The Artistry of Manhole Covers

Inspiration Is Where You Find It by Bruce Deachman

 © 2001 Wayne Hiebert, The Ottawa Citizen

© 2001 Wayne Hiebert, The Ottawa Citizen

As an artist,you never know where or when inspiration is going to jump up and bite you. Or what strange form it will take when it does.

Holidaying with her husband, Michael Sutton, in Scotland in the fall of 1999, Louise Levergneux looked down one day at a manhole cover and said to herself. "This is neat." She took a photograph of that manhole cover.

She may not have known it right then, but she'd just been bitten.

"It was very different from the ones at home," recalls the 46-year old Ottawa artist of that first encounter, "which you sometimes look at. but most of the time ignore.

'After that, I started looking down quite a bit, instead of at all the beautiful monuments and castles and everything else. I just started a collection, not knowing what I would do with them."

Returning to her home in Ottawa, she says, she began to really look at what she was doing. A weekend trip to Toronto followed, where she photographed more manhole covers.

"The whole thing started to go on and on and on, an obsession about taking photographs of each manhole that I saw or stepped on. And the more I do it, the more I find them interesting."

Levergneux recently turned her obsession into (she hopes) popular art, issuing sets of coaster-sized prints, which she

has packaged and is selling through a number of retail outlets, including Nicholas Hoare and Collected Works bookstores and Calligrammes. 

As with any artistic endeavour, though, the inspiration is usually far outweighed by the perspiration, and getting the sets, titled City Shields, from their initial idea to the final incarnation was a long process of trial and error.

..Michael and I were in a bar one night,” recalls Levergneux, "when we thought of coasters." 

Coasters, it turned out, were prohibitively expensive to produce. And while smaller versions, similar to children’s POG’s proved popular with her friends, they were too small she says, to capture the details in the photos.

Ultimately, it was the size of the container that dictated their final look. Months of shopping around and searching for an ideal package for the prints ironically ended at her own home, when she found herself staring one day at a plastic zip-drive jewel case.

"It was perfect," she says. “When I printed them out for that size, you could see all the details. The cases didn’t cost too much and were presentable.”
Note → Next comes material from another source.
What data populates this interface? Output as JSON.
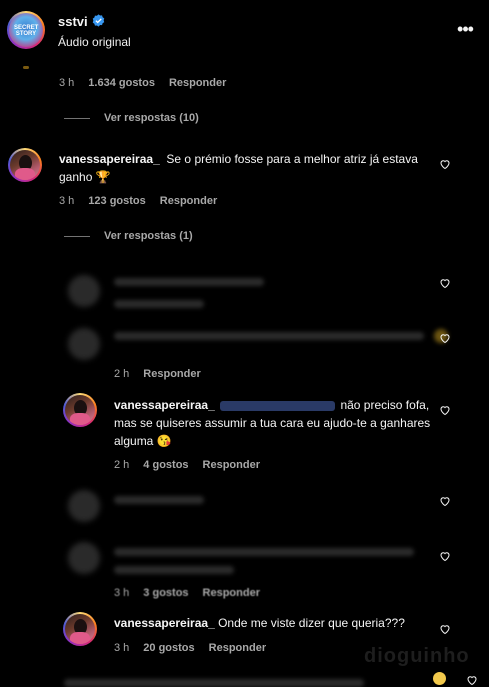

The project was also away for her to getaway from more traditional artistic installations, a format she was finding increasingly physically inaccessible to the public. To that end, she has started out by producing 100 copies of each of seven sets, with each one consisting of 18 images and selling for $25.

"In the'6os," she says, "when artists' books started, the art was cheap and was able to be disseminated to the public to the point where it didn’t become such a special object that it had to be in a museum.

"I'm trying to push that with this project. I wanted to make the art more approachable."

So far, the complete set consists of seven volumes. She's compiled one Scotland series, three Ottawa ones, two from Hull, and one from Toronto. She also has enough work to put together a pair of Washington, D.C. series, and has started shooting in Maine, Chicago and Montréal.

And she freely admits that the history and function of manhole covers don’t interest her at all. "Just the look of them," she says. "The design, some of the colours."

She also admits to having an obsession with collecting, which is one of

the ways that the manhole covers fit into her life. “I tried collecting pop-up books,” she says, “but never had enough shelves for them all, so I sold my collection.” She’s also had a large collection of paper dolls.

“But nothing interested me enough to make me keep the collection I started,” she adds. “I’d start collecting stamps, say, but then I’d think of all the ones that came before, all the ones I’d missed that would be interesting. It wasn’t fun for me.

“So I would always give it away to somebody. ‘Oh, you collect stamps. Well here’s what I’ve done.’”

The manhole covers project, she adds, answers more than just her obsession with collecting. It helps her fulfil her artistic vision, and also works on the same level that things like postcards and seashells do for other adventurers.

“Michael and I travel a lot,” she explains, “and you always want to bring something back. To me, these are my souvenirs.”